━━ PROVIDED RECORDS ━━

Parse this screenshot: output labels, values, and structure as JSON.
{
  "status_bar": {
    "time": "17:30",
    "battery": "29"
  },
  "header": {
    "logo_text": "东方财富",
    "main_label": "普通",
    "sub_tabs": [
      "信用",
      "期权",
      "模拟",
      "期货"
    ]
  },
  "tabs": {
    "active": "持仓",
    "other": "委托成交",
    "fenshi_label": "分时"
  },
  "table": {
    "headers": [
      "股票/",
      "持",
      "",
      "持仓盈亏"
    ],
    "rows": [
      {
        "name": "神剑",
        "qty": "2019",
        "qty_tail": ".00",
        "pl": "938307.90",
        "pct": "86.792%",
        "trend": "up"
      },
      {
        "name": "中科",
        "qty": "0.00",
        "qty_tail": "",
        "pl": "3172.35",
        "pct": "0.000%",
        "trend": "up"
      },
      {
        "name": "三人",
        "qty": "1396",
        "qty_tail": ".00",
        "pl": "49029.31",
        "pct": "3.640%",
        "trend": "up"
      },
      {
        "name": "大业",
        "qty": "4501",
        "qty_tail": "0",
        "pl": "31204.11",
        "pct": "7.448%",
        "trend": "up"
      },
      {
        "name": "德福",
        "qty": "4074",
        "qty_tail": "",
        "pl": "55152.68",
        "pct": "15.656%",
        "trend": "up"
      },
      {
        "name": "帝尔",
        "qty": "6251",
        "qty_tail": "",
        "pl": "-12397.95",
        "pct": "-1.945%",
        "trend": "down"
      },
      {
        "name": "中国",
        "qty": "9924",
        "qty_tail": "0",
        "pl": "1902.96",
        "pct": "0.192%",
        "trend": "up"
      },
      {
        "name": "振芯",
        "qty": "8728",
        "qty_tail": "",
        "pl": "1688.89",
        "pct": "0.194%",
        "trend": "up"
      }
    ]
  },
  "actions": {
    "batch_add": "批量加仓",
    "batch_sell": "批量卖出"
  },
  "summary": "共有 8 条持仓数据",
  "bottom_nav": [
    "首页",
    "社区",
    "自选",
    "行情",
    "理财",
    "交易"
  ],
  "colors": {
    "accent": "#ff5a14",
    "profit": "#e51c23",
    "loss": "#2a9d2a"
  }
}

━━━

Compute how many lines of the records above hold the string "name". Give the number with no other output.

* [WRITTEN RESPONSE]:
8